Lord of the Rings: The Two Towers (2002)

Lord of the Rings: The Two Towers (2002)

0
SHARE
Gollum had just discovered that his favourite team had been relegated.
Gollum had just discovered that his favourite team had been relegated.

Twitter Plot Summary: The journey to dispose of the ring continues, now featuring talking trees and a siege at Helm’s Deep.

Five Point Summary:

1. Gollum, being Gollum. Being Smeagol. Then being Gollum again.
2. The smell of manflesh.
3. The Black Gate. That didn’t take lo… oh, they need to go around it.
4. The siege of Helm’s Deep. Epic stuff.
5. Well that’s clearly leading into the final part…

The Two Towers begins where Fellowship of the Ring left off – the Fellowship is broken, the greed of Man has once more almost brought matters to a swift conclusion, and now Frodo and Sam are on their own as they get ever closer towards Mordor. Except they’re not on their own, as they are joined by Ring-obsessed former owner Gollum/Smeagol. Gollum is determined to get the Ring back from Frodo due to his previous dalliances with Bilbo and the obsession that has now taken over his soul. Gollum remains a marvel of computer generated imagery even to this day, the on-set motion capture work of Andy Serkis brings him to life in a way that simple CGI character design is currently incapable of doing.

In the other story strands, Aragorn, Gimli and Legolas are on the trail of Merry and Pippin, who were taken by the Uruk-Hai at the end of Fellowship, but are soon distracted by matters in nearby Rohan that will have an impact on Frodo’s journey, and Merry and Pippin encounter the Ents, a race of tree beings, and enlist the help of Treebeard of the Ents in order to tackle the wizard Saruman (Christopher Lee) who has joined forces with Sauron.

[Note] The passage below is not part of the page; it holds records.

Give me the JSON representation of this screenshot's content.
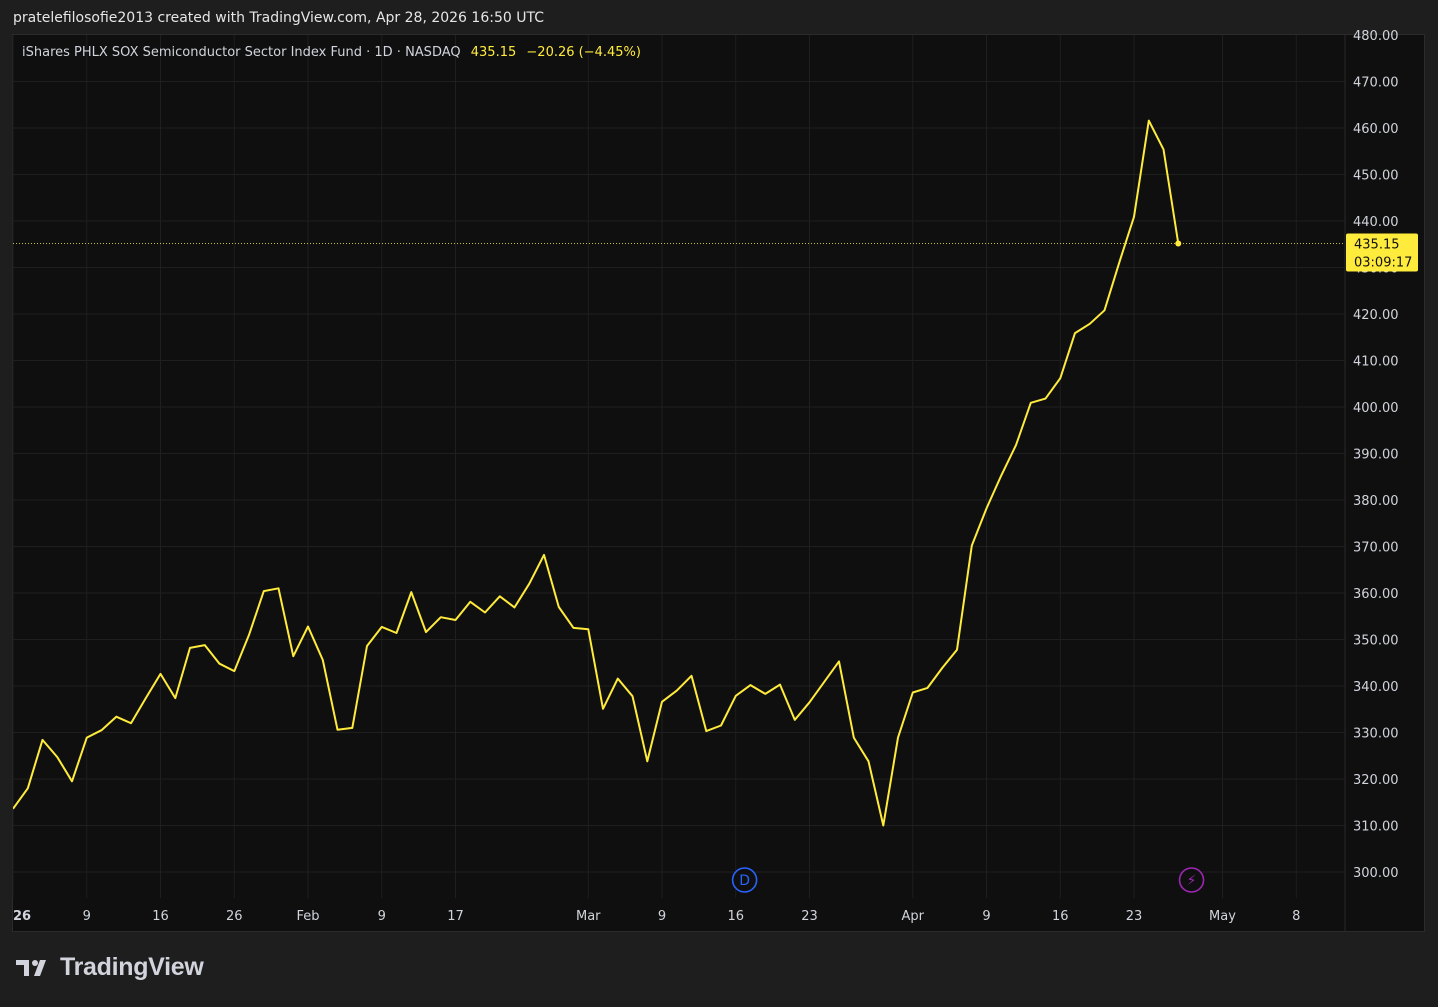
{
  "header": {
    "credit": "pratelefilosofie2013 created with TradingView.com, Apr 28, 2026 16:50 UTC"
  },
  "legend": {
    "symbol": "iShares PHLX SOX Semiconductor Sector Index Fund · 1D · NASDAQ",
    "price": "435.15",
    "change": "−20.26 (−4.45%)"
  },
  "price_label": {
    "price": "435.15",
    "countdown": "03:09:17"
  },
  "brand": {
    "name": "TradingView"
  },
  "colors": {
    "line": "#ffeb3b",
    "background": "#0f0f0f",
    "grid": "#1f1f1f",
    "axis_text": "#d1d4dc",
    "dividend_marker": "#2962ff",
    "earnings_marker": "#9c27b0"
  },
  "markers": [
    {
      "icon": "dividend-icon",
      "letter": "D",
      "date": "Mar 17"
    },
    {
      "icon": "earnings-flash-icon",
      "letter": "⚡",
      "date": "Apr 27"
    }
  ],
  "chart_data": {
    "type": "line",
    "title": "iShares PHLX SOX Semiconductor Sector Index Fund · 1D · NASDAQ",
    "ylim": [
      300,
      480
    ],
    "y_ticks": [
      "300.00",
      "310.00",
      "320.00",
      "330.00",
      "340.00",
      "350.00",
      "360.00",
      "370.00",
      "380.00",
      "390.00",
      "400.00",
      "410.00",
      "420.00",
      "430.00",
      "440.00",
      "450.00",
      "460.00",
      "470.00",
      "480.00"
    ],
    "x_ticks": [
      {
        "label": "26",
        "pos": 0,
        "bold": true
      },
      {
        "label": "9",
        "pos": 5
      },
      {
        "label": "16",
        "pos": 10
      },
      {
        "label": "26",
        "pos": 15
      },
      {
        "label": "Feb",
        "pos": 20
      },
      {
        "label": "9",
        "pos": 25
      },
      {
        "label": "17",
        "pos": 30
      },
      {
        "label": "Mar",
        "pos": 39
      },
      {
        "label": "9",
        "pos": 44
      },
      {
        "label": "16",
        "pos": 49
      },
      {
        "label": "23",
        "pos": 54
      },
      {
        "label": "Apr",
        "pos": 61
      },
      {
        "label": "9",
        "pos": 66
      },
      {
        "label": "16",
        "pos": 71
      },
      {
        "label": "23",
        "pos": 76
      },
      {
        "label": "May",
        "pos": 82
      },
      {
        "label": "8",
        "pos": 87
      }
    ],
    "x_max": 95,
    "grid": true,
    "last_price_line": 435.15,
    "series": [
      {
        "values": [
          313.6,
          318.0,
          328.4,
          324.7,
          319.5,
          328.9,
          330.5,
          333.4,
          332.0,
          337.4,
          342.6,
          337.4,
          348.2,
          348.8,
          344.8,
          343.2,
          351.0,
          360.4,
          361.0,
          346.4,
          352.8,
          345.6,
          330.6,
          331.0,
          348.6,
          352.7,
          351.4,
          360.2,
          351.6,
          354.8,
          354.2,
          358.1,
          355.8,
          359.3,
          356.9,
          362.0,
          368.2,
          357.0,
          352.5,
          352.2,
          335.1,
          341.6,
          337.8,
          323.8,
          336.6,
          339.0,
          342.2,
          330.3,
          331.5,
          337.9,
          340.2,
          338.3,
          340.3,
          332.7,
          336.5,
          340.9,
          345.3,
          328.9,
          323.8,
          310.0,
          328.9,
          338.6,
          339.6,
          343.9,
          347.8,
          370.2,
          378.2,
          385.3,
          391.8,
          400.9,
          401.8,
          406.2,
          415.9,
          417.9,
          420.8,
          431.1,
          440.9,
          461.6,
          455.4,
          435.15
        ]
      }
    ]
  }
}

All in all there’s a lot going on, the stakes grow ever larger and yet it still has plenty of character development interspersed throughout.

The Two Towers features many of the best lines of dialogue in the trilogy, with the main highlight being the Uruk-Hai smelling man-flesh. The humour content also switches from Merry and Pippin and flips to the fighting banter between Gimli and Legolas. Despite the odds standing against them and the possibility that they could be killed at any moment, their banter remains lighthearted and fresh whilst more dramatic moments are gradually dished out to Merry and Pippin.

Tree-hugging hippie.
Tree-hugging hippie.

The central set piece this time round is the siege of Helm’s Deep, as the fighting men of Rohan defend their positions against a massive army of Uruk-Hai and other orc-based creatures. Taking place at night in a downpour of rain, the battle is gorgeously shot and wonderfully choreographed. The vast swathes of Uruk-Hai look imposing and it’s clear that the odds are heavily stacked against those besieged in Helm’s Deep. The work by Weta, besides Gollum, is impressive enough although is starting to show its age these days as some of the CGI characters look slightly unrealistic as they run from A to B. There’s also minor issues in terms of character scaling, specifically between the hobbits and the larger characters and the use of genuine little people against the main actors, but this is a very minor gripe overall.

The Two Towers perfectly escalates the threat posed by Sauron and his minions, whilst maintaining a close eye on each of the characters we grew to love (or at least tolerate) in the opening instalment. It expands upon the quest narrative established in the first movie and sets up many threads for the third and final film. Each character has a purpose and a reason for being used in the narrative, and when you combine this level of deft storytelling with the amazing New Zealand scenery, you can’t go wrong.

Score: 4.5/5

Leave a Reply